# How to complete this task
What follows is a set of records. Repeat every one of them exactly.

# Dataset rows describing interfaces
□ □ □
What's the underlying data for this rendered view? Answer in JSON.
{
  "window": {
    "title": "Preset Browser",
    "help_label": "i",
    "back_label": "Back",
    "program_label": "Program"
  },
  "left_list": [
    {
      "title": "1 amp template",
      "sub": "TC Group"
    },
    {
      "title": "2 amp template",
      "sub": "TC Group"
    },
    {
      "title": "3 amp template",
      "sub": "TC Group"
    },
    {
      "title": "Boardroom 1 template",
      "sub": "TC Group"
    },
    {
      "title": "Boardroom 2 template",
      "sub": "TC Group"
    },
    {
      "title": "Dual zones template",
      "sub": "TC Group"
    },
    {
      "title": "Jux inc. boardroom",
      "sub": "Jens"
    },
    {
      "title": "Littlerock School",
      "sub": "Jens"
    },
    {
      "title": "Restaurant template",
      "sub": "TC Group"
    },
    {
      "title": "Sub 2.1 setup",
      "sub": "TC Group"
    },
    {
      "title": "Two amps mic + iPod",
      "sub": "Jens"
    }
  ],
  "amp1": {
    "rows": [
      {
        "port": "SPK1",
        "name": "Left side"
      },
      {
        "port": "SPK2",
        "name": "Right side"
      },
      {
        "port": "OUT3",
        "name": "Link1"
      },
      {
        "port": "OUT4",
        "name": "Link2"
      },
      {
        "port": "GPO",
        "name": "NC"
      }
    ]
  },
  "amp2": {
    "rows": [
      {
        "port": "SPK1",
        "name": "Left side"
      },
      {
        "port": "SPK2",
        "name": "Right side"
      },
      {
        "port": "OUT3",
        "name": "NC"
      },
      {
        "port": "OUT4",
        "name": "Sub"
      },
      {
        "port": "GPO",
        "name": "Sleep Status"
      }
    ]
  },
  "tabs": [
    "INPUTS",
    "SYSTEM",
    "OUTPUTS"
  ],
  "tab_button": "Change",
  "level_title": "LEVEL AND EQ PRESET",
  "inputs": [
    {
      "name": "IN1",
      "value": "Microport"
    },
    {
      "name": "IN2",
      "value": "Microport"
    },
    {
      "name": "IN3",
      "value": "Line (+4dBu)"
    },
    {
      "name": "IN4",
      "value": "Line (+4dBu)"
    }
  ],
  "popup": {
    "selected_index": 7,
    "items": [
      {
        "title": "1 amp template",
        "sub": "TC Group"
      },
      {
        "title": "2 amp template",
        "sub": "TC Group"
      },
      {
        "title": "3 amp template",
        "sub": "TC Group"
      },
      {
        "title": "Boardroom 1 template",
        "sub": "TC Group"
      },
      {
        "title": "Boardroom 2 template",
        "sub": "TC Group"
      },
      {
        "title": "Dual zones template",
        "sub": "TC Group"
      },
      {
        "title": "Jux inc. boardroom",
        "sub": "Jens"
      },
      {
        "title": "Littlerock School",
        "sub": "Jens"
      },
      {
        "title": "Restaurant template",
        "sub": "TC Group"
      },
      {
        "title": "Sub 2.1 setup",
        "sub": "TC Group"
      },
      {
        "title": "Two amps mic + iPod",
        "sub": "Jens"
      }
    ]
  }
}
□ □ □
# Written answer
What's the underlying data for this rendered view? Answer in JSON.
{
  "window": {
    "title": "Preset Browser",
    "help_label": "i",
    "back_label": "Back",
    "program_label": "Program"
  },
  "left_list": [
    {
      "title": "1 amp template",
      "sub": "TC Group"
    },
    {
      "title": "2 amp template",
      "sub": "TC Group"
    },
    {
      "title": "3 amp template",
      "sub": "TC Group"
    },
    {
      "title": "Boardroom 1 template",
      "sub": "TC Group"
    },
    {
      "title": "Boardroom 2 template",
      "sub": "TC Group"
    },
    {
      "title": "Dual zones template",
      "sub": "TC Group"
    },
    {
      "title": "Jux inc. boardroom",
      "sub": "Jens"
    },
    {
      "title": "Littlerock School",
      "sub": "Jens"
    },
    {
      "title": "Restaurant template",
      "sub": "TC Group"
    },
    {
      "title": "Sub 2.1 setup",
      "sub": "TC Group"
    },
    {
      "title": "Two amps mic + iPod",
      "sub": "Jens"
    }
  ],
  "amp1": {
    "rows": [
      {
        "port": "SPK1",
        "name": "Left side"
      },
      {
        "port": "SPK2",
        "name": "Right side"
      },
      {
        "port": "OUT3",
        "name": "Link1"
      },
      {
        "port": "OUT4",
        "name": "Link2"
      },
      {
        "port": "GPO",
        "name": "NC"
      }
    ]
  },
  "amp2": {
    "rows": [
      {
        "port": "SPK1",
        "name": "Left side"
      },
      {
        "port": "SPK2",
        "name": "Right side"
      },
      {
        "port": "OUT3",
        "name": "NC"
      },
      {
        "port": "OUT4",
        "name": "Sub"
      },
      {
        "port": "GPO",
        "name": "Sleep Status"
      }
    ]
  },
  "tabs": [
    "INPUTS",
    "SYSTEM",
    "OUTPUTS"
  ],
  "tab_button": "Change",
  "level_title": "LEVEL AND EQ PRESET",
  "inputs": [
    {
      "name": "IN1",
      "value": "Microport"
    },
    {
      "name": "IN2",
      "value": "Microport"
    },
    {
      "name": "IN3",
      "value": "Line (+4dBu)"
    },
    {
      "name": "IN4",
      "value": "Line (+4dBu)"
    }
  ],
  "popup": {
    "selected_index": 7,
    "items": [
      {
        "title": "1 amp template",
        "sub": "TC Group"
      },
      {
        "title": "2 amp template",
        "sub": "TC Group"
      },
      {
        "title": "3 amp template",
        "sub": "TC Group"
      },
      {
        "title": "Boardroom 1 template",
        "sub": "TC Group"
      },
      {
        "title": "Boardroom 2 template",
        "sub": "TC Group"
      },
      {
        "title": "Dual zones template",
        "sub": "TC Group"
      },
      {
        "title": "Jux inc. boardroom",
        "sub": "Jens"
      },
      {
        "title": "Littlerock School",
        "sub": "Jens"
      },
      {
        "title": "Restaurant template",
        "sub": "TC Group"
      },
      {
        "title": "Sub 2.1 setup",
        "sub": "TC Group"
      },
      {
        "title": "Two amps mic + iPod",
        "sub": "Jens"
      }
    ]
  }
}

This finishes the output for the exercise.